Aim of the exercise.
Reproduce the entries below, please. Keep every character the same.

Recorded information.
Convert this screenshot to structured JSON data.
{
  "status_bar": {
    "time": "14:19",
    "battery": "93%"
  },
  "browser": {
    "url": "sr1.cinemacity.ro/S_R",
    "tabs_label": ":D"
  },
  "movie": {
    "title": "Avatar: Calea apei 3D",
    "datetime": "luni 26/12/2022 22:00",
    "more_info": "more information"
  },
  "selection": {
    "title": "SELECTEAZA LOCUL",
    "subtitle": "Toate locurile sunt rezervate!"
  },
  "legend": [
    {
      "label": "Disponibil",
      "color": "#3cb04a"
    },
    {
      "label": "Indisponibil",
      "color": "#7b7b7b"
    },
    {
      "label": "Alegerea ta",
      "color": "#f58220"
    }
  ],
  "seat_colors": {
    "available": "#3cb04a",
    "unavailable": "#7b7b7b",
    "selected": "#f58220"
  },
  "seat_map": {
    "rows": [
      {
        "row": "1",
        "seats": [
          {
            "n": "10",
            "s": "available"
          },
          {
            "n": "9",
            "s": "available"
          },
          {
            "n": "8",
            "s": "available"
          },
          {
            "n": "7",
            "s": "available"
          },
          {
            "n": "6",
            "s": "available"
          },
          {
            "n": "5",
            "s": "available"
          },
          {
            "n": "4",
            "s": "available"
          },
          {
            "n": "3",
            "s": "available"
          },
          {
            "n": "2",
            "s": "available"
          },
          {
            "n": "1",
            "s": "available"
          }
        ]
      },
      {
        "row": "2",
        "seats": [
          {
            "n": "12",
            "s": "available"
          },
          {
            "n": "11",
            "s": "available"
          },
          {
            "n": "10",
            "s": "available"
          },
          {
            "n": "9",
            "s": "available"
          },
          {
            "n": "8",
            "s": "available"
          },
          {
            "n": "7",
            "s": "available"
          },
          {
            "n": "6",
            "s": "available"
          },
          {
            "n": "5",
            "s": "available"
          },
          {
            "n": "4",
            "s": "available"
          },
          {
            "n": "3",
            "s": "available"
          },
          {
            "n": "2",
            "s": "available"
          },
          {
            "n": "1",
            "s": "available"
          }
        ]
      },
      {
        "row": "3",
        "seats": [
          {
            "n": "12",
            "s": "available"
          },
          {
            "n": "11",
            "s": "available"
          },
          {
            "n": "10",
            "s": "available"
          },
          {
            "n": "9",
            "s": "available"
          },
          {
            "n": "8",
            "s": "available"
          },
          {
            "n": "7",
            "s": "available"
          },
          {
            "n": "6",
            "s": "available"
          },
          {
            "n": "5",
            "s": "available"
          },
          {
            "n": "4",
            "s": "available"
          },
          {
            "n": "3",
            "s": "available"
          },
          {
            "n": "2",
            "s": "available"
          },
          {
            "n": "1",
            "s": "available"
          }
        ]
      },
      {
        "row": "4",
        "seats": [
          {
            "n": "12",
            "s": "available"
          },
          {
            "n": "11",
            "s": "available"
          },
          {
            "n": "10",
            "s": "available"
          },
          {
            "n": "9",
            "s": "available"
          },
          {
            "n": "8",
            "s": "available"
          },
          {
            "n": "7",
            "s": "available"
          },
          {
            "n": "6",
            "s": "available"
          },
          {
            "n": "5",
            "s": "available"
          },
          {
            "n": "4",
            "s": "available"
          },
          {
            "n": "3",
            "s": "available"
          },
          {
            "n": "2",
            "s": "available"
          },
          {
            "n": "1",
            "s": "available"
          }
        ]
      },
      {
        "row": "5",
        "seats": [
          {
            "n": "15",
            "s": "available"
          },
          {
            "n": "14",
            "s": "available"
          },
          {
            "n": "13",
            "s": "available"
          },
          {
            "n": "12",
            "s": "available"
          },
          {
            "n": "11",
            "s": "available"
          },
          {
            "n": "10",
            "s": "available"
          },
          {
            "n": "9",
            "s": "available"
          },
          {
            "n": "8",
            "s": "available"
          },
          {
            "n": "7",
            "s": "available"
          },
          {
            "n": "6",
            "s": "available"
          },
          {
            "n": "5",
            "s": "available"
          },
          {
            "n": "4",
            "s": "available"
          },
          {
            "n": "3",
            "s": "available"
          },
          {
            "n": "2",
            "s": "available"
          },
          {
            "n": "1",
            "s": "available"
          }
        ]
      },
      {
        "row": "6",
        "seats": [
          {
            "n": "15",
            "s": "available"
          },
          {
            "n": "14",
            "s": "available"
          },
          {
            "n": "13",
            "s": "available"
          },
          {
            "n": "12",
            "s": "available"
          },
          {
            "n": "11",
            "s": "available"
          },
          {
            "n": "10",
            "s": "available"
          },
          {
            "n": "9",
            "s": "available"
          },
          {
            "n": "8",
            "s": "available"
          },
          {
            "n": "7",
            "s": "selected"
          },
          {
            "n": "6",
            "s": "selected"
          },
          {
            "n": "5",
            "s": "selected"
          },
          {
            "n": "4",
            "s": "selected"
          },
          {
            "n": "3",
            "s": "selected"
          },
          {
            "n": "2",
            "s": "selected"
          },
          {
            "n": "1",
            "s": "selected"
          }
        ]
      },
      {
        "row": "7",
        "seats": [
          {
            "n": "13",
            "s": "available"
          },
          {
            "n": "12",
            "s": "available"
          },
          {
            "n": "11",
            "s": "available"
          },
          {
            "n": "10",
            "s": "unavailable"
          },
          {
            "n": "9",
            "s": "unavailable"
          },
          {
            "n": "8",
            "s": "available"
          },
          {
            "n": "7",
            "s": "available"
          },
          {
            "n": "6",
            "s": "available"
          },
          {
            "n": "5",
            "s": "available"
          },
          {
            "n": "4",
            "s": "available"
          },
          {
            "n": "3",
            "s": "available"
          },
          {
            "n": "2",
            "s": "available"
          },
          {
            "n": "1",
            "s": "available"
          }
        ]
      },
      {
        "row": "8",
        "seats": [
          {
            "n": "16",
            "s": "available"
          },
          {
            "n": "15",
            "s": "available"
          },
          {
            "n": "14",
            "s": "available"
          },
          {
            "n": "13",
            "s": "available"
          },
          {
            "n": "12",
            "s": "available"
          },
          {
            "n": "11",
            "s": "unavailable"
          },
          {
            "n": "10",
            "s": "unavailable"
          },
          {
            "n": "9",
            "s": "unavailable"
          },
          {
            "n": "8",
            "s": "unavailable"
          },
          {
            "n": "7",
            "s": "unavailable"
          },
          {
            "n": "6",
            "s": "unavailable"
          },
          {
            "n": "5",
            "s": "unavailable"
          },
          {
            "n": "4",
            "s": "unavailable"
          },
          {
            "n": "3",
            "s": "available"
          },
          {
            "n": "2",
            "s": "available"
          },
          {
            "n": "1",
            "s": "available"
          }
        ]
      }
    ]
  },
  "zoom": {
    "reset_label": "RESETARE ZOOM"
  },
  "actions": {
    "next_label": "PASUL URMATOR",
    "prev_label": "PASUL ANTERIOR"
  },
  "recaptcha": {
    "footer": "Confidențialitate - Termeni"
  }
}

Solution.
Convert this screenshot to structured JSON data.
{
  "status_bar": {
    "time": "14:19",
    "battery": "93%"
  },
  "browser": {
    "url": "sr1.cinemacity.ro/S_R",
    "tabs_label": ":D"
  },
  "movie": {
    "title": "Avatar: Calea apei 3D",
    "datetime": "luni 26/12/2022 22:00",
    "more_info": "more information"
  },
  "selection": {
    "title": "SELECTEAZA LOCUL",
    "subtitle": "Toate locurile sunt rezervate!"
  },
  "legend": [
    {
      "label": "Disponibil",
      "color": "#3cb04a"
    },
    {
      "label": "Indisponibil",
      "color": "#7b7b7b"
    },
    {
      "label": "Alegerea ta",
      "color": "#f58220"
    }
  ],
  "seat_colors": {
    "available": "#3cb04a",
    "unavailable": "#7b7b7b",
    "selected": "#f58220"
  },
  "seat_map": {
    "rows": [
      {
        "row": "1",
        "seats": [
          {
            "n": "10",
            "s": "available"
          },
          {
            "n": "9",
            "s": "available"
          },
          {
            "n": "8",
            "s": "available"
          },
          {
            "n": "7",
            "s": "available"
          },
          {
            "n": "6",
            "s": "available"
          },
          {
            "n": "5",
            "s": "available"
          },
          {
            "n": "4",
            "s": "available"
          },
          {
            "n": "3",
            "s": "available"
          },
          {
            "n": "2",
            "s": "available"
          },
          {
            "n": "1",
            "s": "available"
          }
        ]
      },
      {
        "row": "2",
        "seats": [
          {
            "n": "12",
            "s": "available"
          },
          {
            "n": "11",
            "s": "available"
          },
          {
            "n": "10",
            "s": "available"
          },
          {
            "n": "9",
            "s": "available"
          },
          {
            "n": "8",
            "s": "available"
          },
          {
            "n": "7",
            "s": "available"
          },
          {
            "n": "6",
            "s": "available"
          },
          {
            "n": "5",
            "s": "available"
          },
          {
            "n": "4",
            "s": "available"
          },
          {
            "n": "3",
            "s": "available"
          },
          {
            "n": "2",
            "s": "available"
          },
          {
            "n": "1",
            "s": "available"
          }
        ]
      },
      {
        "row": "3",
        "seats": [
          {
            "n": "12",
            "s": "available"
          },
          {
            "n": "11",
            "s": "available"
          },
          {
            "n": "10",
            "s": "available"
          },
          {
            "n": "9",
            "s": "available"
          },
          {
            "n": "8",
            "s": "available"
          },
          {
            "n": "7",
            "s": "available"
          },
          {
            "n": "6",
            "s": "available"
          },
          {
            "n": "5",
            "s": "available"
          },
          {
            "n": "4",
            "s": "available"
          },
          {
            "n": "3",
            "s": "available"
          },
          {
            "n": "2",
            "s": "available"
          },
          {
            "n": "1",
            "s": "available"
          }
        ]
      },
      {
        "row": "4",
        "seats": [
          {
            "n": "12",
            "s": "available"
          },
          {
            "n": "11",
            "s": "available"
          },
          {
            "n": "10",
            "s": "available"
          },
          {
            "n": "9",
            "s": "available"
          },
          {
            "n": "8",
            "s": "available"
          },
          {
            "n": "7",
            "s": "available"
          },
          {
            "n": "6",
            "s": "available"
          },
          {
            "n": "5",
            "s": "available"
          },
          {
            "n": "4",
            "s": "available"
          },
          {
            "n": "3",
            "s": "available"
          },
          {
            "n": "2",
            "s": "available"
          },
          {
            "n": "1",
            "s": "available"
          }
        ]
      },
      {
        "row": "5",
        "seats": [
          {
            "n": "15",
            "s": "available"
          },
          {
            "n": "14",
            "s": "available"
          },
          {
            "n": "13",
            "s": "available"
          },
          {
            "n": "12",
            "s": "available"
          },
          {
            "n": "11",
            "s": "available"
          },
          {
            "n": "10",
            "s": "available"
          },
          {
            "n": "9",
            "s": "available"
          },
          {
            "n": "8",
            "s": "available"
          },
          {
            "n": "7",
            "s": "available"
          },
          {
            "n": "6",
            "s": "available"
          },
          {
            "n": "5",
            "s": "available"
          },
          {
            "n": "4",
            "s": "available"
          },
          {
            "n": "3",
            "s": "available"
          },
          {
            "n": "2",
            "s": "available"
          },
          {
            "n": "1",
            "s": "available"
          }
        ]
      },
      {
        "row": "6",
        "seats": [
          {
            "n": "15",
            "s": "available"
          },
          {
            "n": "14",
            "s": "available"
          },
          {
            "n": "13",
            "s": "available"
          },
          {
            "n": "12",
            "s": "available"
          },
          {
            "n": "11",
            "s": "available"
          },
          {
            "n": "10",
            "s": "available"
          },
          {
            "n": "9",
            "s": "available"
          },
          {
            "n": "8",
            "s": "available"
          },
          {
            "n": "7",
            "s": "selected"
          },
          {
            "n": "6",
            "s": "selected"
          },
          {
            "n": "5",
            "s": "selected"
          },
          {
            "n": "4",
            "s": "selected"
          },
          {
            "n": "3",
            "s": "selected"
          },
          {
            "n": "2",
            "s": "selected"
          },
          {
            "n": "1",
            "s": "selected"
          }
        ]
      },
      {
        "row": "7",
        "seats": [
          {
            "n": "13",
            "s": "available"
          },
          {
            "n": "12",
            "s": "available"
          },
          {
            "n": "11",
            "s": "available"
          },
          {
            "n": "10",
            "s": "unavailable"
          },
          {
            "n": "9",
            "s": "unavailable"
          },
          {
            "n": "8",
            "s": "available"
          },
          {
            "n": "7",
            "s": "available"
          },
          {
            "n": "6",
            "s": "available"
          },
          {
            "n": "5",
            "s": "available"
          },
          {
            "n": "4",
            "s": "available"
          },
          {
            "n": "3",
            "s": "available"
          },
          {
            "n": "2",
            "s": "available"
          },
          {
            "n": "1",
            "s": "available"
          }
        ]
      },
      {
        "row": "8",
        "seats": [
          {
            "n": "16",
            "s": "available"
          },
          {
            "n": "15",
            "s": "available"
          },
          {
            "n": "14",
            "s": "available"
          },
          {
            "n": "13",
            "s": "available"
          },
          {
            "n": "12",
            "s": "available"
          },
          {
            "n": "11",
            "s": "unavailable"
          },
          {
            "n": "10",
            "s": "unavailable"
          },
          {
            "n": "9",
            "s": "unavailable"
          },
          {
            "n": "8",
            "s": "unavailable"
          },
          {
            "n": "7",
            "s": "unavailable"
          },
          {
            "n": "6",
            "s": "unavailable"
          },
          {
            "n": "5",
            "s": "unavailable"
          },
          {
            "n": "4",
            "s": "unavailable"
          },
          {
            "n": "3",
            "s": "available"
          },
          {
            "n": "2",
            "s": "available"
          },
          {
            "n": "1",
            "s": "available"
          }
        ]
      }
    ]
  },
  "zoom": {
    "reset_label": "RESETARE ZOOM"
  },
  "actions": {
    "next_label": "PASUL URMATOR",
    "prev_label": "PASUL ANTERIOR"
  },
  "recaptcha": {
    "footer": "Confidențialitate - Termeni"
  }
}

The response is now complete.